Holistic grazing is a form of regenerative agriculture that involves moving cattle across different plots of land throughout the year. This system eliminates some of the concerns associated with concentrated animal feeding operations (CAFOs), as cattle are allowed to consume their natural diet of grass, and pastures can be less disruptive to natural habitats than CAFO facilities.

Consumers often consider grass-fed beef to be of higher quality than conventional grain-fed beef because of grass being a natural source of feed. In addition, many believe that pastures are better for the environment than CAFOs. In CAFOs, livestock are confined indoors in highly crowded and unhygienic conditions in order to minimize production costs. This reality means that it is no surprise grassy hills can conjure up an image of environmental harmony, especially considering that these large livestock warehouses currently contain 70.4 percent of American cattle. But are such assumptions necessarily justified?

Holistic grazing mimics the natural grazing patterns of cattle and allows them to consume a diet their digestive systems are better suited for. When cattle are fed grain, they are at risk of developing liver abscesses (sites of inflammation). These abscesses can form from injuries or, more often, bacterial infections. Thus, antibiotics must be added to cattle grain feed in order to reduce the risk of infection, which in turn contributes to antibiotic resistance.

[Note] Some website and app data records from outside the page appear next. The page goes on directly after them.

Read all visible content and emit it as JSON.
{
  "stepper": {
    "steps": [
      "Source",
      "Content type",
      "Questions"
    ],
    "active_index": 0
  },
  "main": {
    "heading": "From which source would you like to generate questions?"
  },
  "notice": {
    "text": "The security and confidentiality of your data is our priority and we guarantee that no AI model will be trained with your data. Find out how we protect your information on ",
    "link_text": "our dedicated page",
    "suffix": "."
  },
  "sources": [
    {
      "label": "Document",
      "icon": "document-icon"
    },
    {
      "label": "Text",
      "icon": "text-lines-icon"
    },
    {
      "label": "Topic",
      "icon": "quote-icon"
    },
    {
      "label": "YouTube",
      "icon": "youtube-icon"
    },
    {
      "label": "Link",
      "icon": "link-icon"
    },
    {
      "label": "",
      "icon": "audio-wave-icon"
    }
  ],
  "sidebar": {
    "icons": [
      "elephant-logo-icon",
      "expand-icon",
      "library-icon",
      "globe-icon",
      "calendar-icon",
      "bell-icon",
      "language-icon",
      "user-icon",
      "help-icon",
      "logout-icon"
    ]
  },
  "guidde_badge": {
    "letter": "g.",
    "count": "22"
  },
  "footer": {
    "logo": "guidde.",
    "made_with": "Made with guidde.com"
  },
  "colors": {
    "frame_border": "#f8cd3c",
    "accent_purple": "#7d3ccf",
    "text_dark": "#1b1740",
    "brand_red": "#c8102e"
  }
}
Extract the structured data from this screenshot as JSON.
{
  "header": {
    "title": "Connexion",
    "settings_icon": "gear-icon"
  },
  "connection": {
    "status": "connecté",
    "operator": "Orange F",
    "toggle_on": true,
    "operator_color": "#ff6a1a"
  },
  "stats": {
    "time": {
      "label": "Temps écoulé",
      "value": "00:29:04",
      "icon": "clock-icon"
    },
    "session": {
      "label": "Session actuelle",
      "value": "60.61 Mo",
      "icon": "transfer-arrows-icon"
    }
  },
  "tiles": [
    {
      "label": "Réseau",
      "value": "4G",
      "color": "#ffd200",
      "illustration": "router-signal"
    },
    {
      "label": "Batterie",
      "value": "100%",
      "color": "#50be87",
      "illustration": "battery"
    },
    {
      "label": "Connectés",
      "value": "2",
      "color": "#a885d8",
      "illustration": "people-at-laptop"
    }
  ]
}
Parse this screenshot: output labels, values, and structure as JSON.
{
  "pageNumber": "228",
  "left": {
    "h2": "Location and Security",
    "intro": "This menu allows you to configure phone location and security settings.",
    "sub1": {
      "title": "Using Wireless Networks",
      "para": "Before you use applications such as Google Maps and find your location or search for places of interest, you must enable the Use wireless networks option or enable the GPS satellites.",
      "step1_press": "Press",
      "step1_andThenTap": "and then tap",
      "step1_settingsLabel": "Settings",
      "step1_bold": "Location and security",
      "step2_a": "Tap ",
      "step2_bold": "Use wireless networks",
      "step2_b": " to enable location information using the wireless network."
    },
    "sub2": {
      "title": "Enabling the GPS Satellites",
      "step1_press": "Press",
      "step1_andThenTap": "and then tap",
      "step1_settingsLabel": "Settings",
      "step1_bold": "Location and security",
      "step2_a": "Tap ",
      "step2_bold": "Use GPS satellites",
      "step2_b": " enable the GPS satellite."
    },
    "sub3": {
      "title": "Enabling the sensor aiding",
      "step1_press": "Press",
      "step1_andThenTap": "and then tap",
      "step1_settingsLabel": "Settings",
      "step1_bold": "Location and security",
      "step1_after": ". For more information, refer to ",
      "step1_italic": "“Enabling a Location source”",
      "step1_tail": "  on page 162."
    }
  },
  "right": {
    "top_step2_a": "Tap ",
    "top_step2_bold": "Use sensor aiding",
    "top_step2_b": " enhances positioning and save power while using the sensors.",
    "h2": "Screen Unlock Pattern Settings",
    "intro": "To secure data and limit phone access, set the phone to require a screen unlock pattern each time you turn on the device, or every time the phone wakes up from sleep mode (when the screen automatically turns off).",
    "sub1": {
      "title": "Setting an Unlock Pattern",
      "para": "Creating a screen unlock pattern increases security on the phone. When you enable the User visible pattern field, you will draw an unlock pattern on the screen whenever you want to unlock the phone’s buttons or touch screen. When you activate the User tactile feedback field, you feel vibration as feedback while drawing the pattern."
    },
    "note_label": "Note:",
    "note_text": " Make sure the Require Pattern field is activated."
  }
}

In general, grass-fed cattle live longer and healthier lives than they would if confined to a CAFO.  

While the cattle grow healthier, so does the environment. When cattle graze, they cause forage plants—vegetation grazed by livestock—to release sugars through their root systems. These nutrients from plant roots feed soil microorganisms. The manure produced by cattle also contributes to soil health. Cattle manure may be incorporated into the soil by the movement of cattle hooves, promoting the recycling of important soil nutrients like nitrogen. By increasing the capacity for plants to photosynthesize, this form of raising cattle aids in soil carbon sequestration. This means that more carbon from the atmosphere is captured in the soil, preventing it from contributing to damaging greenhouse effects.

However, holistic grazing has only been implemented on a small scale, and it will likely remain this way. A 2018 study found that U.S. pastureland is only capable of supporting holistic grazing for 27 percent of all the cattle currently raised for beef production. This means that in order to completely shift from a system of windowless buildings to open pastures, more natural habitats in the U.S. and other nations would need to be destroyed for cattle production. Already 80 percent of deforested land in the Amazon Rainforest is used for cattle pastures. 

When compared to grain-fed cattle, grass-fed cattle also produce more methane, a more potent greenhouse gas than carbon. This is because grass is higher in cellulose (a part of plant cell walls) than grain is. Cattle are ruminant animals, meaning that they have four-chambered stomachs with microorganisms capable of digesting cellulose. Part of their digestive process, enteric fermentation, involves the breakdown of cellulose into volatile fatty acids that can be used by the cattle. This digestion results in the formation of hydrogen gas, carbon dioxide, and acetate, which react to create methane and carbon dioxide. These gasses are then expelled by cattle through belching and flatulation, entering our atmosphere and contributing to the greenhouse gas effect. In 2018, enteric fermentation comprised 28 percent of U.S. anthropogenic methane emissions.

Though holistic grazing has the potential to benefit biodiversity and soil health, it is unfeasible to implement this alternative system on a scale capable of supporting current U.S. beef demands. Efforts to transition to less intensive forms of animal rearing should still be made, but they need to be accompanied by a significant shift to reduce our appetite for beef. So, while holistic grazing might not be widely implemented anytime soon, we can work on reducing demand by promoting vegetarianism and expanding the plant-based meat industry. If we continue to work toward reducing America’s appetite for beef, a greener future awaits.